Friday 03 December 2021
Select a region

Competition watchdog assumes powers

Competition watchdog assumes powers

Tuesday 01 April 2014

Competition watchdog assumes powers

A powerful new UK competition watchdog has come into force today as part of a shake-up to make markets work better for consumers, business and the wider economy.

The Competition and Markets Authority (CMA) is expected to have payday lenders and energy firms in its sights after taking over the responsibilities of the Competition Commission and some functions of the Office of Fair Trading (OFT).

The body will be responsible for making sure markets are "open, transparent and dynamic".

The new "strong and streamlined" authority will conduct market studies where there may be competition and consumer problems, investigate mergers which could restrict competition and probe possible breaches of UK or EU prohibitions against abuses of dominant positions.
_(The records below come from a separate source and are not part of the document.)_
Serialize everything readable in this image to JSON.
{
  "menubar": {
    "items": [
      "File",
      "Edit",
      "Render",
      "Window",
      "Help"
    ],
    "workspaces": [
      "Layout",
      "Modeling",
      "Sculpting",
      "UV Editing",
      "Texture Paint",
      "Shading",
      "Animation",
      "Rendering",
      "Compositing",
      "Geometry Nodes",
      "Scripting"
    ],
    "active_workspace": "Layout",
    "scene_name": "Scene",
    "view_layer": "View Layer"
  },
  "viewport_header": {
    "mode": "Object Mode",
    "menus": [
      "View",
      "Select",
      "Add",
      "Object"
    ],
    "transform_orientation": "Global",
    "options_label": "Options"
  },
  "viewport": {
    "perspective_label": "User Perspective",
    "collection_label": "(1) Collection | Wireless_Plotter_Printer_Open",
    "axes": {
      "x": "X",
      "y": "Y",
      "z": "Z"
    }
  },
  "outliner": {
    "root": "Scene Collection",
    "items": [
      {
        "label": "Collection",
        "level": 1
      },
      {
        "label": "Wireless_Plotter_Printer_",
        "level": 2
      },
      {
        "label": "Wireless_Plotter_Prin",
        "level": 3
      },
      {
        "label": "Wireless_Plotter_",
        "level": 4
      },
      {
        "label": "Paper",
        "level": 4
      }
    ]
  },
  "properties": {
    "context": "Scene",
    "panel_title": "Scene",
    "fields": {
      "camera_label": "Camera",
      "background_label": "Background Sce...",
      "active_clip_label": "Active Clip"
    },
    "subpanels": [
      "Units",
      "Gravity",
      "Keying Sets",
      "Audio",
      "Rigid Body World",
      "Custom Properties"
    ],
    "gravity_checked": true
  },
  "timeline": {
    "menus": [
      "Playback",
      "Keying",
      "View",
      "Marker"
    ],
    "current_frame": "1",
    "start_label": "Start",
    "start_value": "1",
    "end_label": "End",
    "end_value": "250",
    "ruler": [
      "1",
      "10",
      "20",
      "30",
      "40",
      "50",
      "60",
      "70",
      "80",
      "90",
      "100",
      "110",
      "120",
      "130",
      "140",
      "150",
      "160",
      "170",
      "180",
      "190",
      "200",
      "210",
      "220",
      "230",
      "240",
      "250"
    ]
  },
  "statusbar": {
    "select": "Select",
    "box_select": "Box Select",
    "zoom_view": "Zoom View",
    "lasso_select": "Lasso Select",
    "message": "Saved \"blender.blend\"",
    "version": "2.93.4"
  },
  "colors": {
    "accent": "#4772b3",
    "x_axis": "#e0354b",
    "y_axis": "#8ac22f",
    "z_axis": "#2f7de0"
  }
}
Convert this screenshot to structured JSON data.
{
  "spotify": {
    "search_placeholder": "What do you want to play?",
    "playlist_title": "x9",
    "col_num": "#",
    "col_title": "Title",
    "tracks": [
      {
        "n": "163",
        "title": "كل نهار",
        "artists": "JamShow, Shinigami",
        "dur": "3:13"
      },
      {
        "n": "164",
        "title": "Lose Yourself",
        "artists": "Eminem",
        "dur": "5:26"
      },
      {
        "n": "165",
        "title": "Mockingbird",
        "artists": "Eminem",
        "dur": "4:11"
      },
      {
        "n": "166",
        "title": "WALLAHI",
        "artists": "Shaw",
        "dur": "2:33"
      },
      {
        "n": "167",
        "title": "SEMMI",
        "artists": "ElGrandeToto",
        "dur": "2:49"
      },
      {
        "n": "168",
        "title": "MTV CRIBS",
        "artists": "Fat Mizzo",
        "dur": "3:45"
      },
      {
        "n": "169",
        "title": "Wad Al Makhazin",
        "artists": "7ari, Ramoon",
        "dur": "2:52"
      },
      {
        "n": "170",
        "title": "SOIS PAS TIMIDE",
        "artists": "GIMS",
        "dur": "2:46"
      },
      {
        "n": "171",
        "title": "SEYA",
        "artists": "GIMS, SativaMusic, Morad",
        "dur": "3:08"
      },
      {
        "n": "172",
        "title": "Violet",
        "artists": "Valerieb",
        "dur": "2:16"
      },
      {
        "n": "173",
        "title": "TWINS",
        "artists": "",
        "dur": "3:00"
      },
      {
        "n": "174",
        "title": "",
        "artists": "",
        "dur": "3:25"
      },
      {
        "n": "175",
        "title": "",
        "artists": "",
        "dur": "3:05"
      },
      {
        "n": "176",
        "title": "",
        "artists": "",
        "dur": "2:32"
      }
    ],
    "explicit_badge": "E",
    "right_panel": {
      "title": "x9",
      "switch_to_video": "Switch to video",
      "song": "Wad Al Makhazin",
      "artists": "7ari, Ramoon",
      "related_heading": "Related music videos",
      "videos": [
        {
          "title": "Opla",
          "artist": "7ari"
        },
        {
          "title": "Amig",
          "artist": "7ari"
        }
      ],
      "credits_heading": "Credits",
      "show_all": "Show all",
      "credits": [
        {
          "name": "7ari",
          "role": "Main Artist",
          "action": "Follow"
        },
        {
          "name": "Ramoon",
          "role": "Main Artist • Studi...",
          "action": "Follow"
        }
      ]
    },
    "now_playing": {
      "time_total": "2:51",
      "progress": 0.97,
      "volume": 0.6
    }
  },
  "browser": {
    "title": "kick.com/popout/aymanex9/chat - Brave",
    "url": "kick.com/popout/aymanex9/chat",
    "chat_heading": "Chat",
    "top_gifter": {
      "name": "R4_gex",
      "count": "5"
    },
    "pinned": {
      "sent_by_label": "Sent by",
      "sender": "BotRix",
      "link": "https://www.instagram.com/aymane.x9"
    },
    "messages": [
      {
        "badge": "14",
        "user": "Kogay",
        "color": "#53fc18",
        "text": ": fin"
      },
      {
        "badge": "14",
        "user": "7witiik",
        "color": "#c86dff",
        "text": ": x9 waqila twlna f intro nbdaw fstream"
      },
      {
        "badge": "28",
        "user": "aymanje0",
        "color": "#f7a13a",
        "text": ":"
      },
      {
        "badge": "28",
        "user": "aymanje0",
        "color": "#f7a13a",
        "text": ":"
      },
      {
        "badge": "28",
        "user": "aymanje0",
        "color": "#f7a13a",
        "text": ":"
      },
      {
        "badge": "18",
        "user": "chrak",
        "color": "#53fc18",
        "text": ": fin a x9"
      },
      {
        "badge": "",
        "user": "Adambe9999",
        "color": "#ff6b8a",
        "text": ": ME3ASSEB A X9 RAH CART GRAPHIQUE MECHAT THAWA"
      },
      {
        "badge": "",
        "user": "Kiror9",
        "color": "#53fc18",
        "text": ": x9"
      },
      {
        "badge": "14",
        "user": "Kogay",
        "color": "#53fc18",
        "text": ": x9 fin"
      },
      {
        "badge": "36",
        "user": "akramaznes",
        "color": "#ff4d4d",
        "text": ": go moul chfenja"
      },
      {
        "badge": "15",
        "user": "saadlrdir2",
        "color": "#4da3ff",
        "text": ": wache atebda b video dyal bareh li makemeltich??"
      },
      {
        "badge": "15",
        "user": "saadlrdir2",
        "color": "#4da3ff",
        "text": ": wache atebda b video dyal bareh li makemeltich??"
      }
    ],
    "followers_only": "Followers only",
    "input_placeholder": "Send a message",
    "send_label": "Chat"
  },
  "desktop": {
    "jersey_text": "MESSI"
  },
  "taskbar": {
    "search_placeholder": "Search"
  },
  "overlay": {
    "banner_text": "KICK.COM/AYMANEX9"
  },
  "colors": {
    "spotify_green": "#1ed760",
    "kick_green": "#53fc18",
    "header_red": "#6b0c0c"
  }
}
The new body will take over the caseload of the Competition Commission, including its probe into the payday lending industry which is due to report back later this year.

The OFT referred payday lenders to the Commission after an investigation last year found "deep-rooted" problems, including irresponsible lending taking place to people who could not afford to pay back their loans on time, meaning they were forced to roll the debt over and they then became trapped with their payday lender.

Last week, regulators said they planned to refer the energy sector for a full-scale competition investigation.

Ofgem said a full-scale probe by the CMA would "clear the air" amid concerns that switching between suppliers had fallen and that those who never switched, many of them vulnerable customers, were being ripped off. The CMA investigation will be the first ever full-scale competition probe into the energy sector and will subject to unprecedented scrutiny. It is likely to be launched within weeks following a consultation on Ofgem's findings.

The body has extensive powers to shake up the sector by removing "long-term structural barriers to competition" which could include separating firms' generation arms from retail divisions selling gas and electricity to homes and businesses. Another area of interest the CMA has already highlighted as a "major priority" to make sure competition is working effectively is the rapidly-expanding online market.

The CMA was established under the Enterprise and Regulatory Reform Act 2013. It came into being last October 2013, before taking on its full powers tomorrow.


Sign up to newsletter



Comments on this story express the views of the commentator only, not Bailiwick Publishing. We are unable to guarantee the accuracy of any of those comments.

Once your comment has been submitted, it won’t appear immediately. There is no need to submit it more than once. Comments are published at the discretion of Bailiwick Publishing, and will include your username.

There are no comments for this article.

To place a comment please login

You have landed on the Bailiwick Express website, however it appears you are based in . Would you like to stay on the site, or visit the site?